▶ **WHAT YOU NEED TO DO**: Set down each entry exactly as it stands, without altering a single character.

▶ **Website and app data records**:
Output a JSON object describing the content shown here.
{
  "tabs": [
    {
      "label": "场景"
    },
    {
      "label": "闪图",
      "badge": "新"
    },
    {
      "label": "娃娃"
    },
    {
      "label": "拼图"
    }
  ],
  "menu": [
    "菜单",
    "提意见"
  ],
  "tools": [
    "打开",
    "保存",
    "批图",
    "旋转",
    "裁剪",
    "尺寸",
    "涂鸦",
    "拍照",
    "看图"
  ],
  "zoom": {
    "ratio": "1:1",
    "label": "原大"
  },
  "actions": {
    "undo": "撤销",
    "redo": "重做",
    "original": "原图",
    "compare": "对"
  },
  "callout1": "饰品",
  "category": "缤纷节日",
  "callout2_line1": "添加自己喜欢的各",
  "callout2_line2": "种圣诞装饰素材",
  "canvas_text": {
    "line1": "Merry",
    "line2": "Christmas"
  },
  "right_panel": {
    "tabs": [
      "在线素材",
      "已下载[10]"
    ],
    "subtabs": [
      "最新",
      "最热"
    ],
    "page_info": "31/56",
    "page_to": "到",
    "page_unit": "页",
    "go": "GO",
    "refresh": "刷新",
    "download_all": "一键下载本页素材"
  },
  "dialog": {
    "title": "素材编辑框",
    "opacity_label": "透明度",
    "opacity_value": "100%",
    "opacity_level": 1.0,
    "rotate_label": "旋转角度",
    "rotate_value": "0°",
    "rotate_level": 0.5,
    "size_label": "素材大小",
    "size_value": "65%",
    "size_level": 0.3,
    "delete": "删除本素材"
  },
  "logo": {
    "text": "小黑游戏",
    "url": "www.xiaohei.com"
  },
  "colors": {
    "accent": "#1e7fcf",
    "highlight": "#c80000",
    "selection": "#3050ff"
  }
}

▶ **WORKED SOLUTION**:
Output a JSON object describing the content shown here.
{
  "tabs": [
    {
      "label": "场景"
    },
    {
      "label": "闪图",
      "badge": "新"
    },
    {
      "label": "娃娃"
    },
    {
      "label": "拼图"
    }
  ],
  "menu": [
    "菜单",
    "提意见"
  ],
  "tools": [
    "打开",
    "保存",
    "批图",
    "旋转",
    "裁剪",
    "尺寸",
    "涂鸦",
    "拍照",
    "看图"
  ],
  "zoom": {
    "ratio": "1:1",
    "label": "原大"
  },
  "actions": {
    "undo": "撤销",
    "redo": "重做",
    "original": "原图",
    "compare": "对"
  },
  "callout1": "饰品",
  "category": "缤纷节日",
  "callout2_line1": "添加自己喜欢的各",
  "callout2_line2": "种圣诞装饰素材",
  "canvas_text": {
    "line1": "Merry",
    "line2": "Christmas"
  },
  "right_panel": {
    "tabs": [
      "在线素材",
      "已下载[10]"
    ],
    "subtabs": [
      "最新",
      "最热"
    ],
    "page_info": "31/56",
    "page_to": "到",
    "page_unit": "页",
    "go": "GO",
    "refresh": "刷新",
    "download_all": "一键下载本页素材"
  },
  "dialog": {
    "title": "素材编辑框",
    "opacity_label": "透明度",
    "opacity_value": "100%",
    "opacity_level": 1.0,
    "rotate_label": "旋转角度",
    "rotate_value": "0°",
    "rotate_level": 0.5,
    "size_label": "素材大小",
    "size_value": "65%",
    "size_level": 0.3,
    "delete": "删除本素材"
  },
  "logo": {
    "text": "小黑游戏",
    "url": "www.xiaohei.com"
  },
  "colors": {
    "accent": "#1e7fcf",
    "highlight": "#c80000",
    "selection": "#3050ff"
  }
}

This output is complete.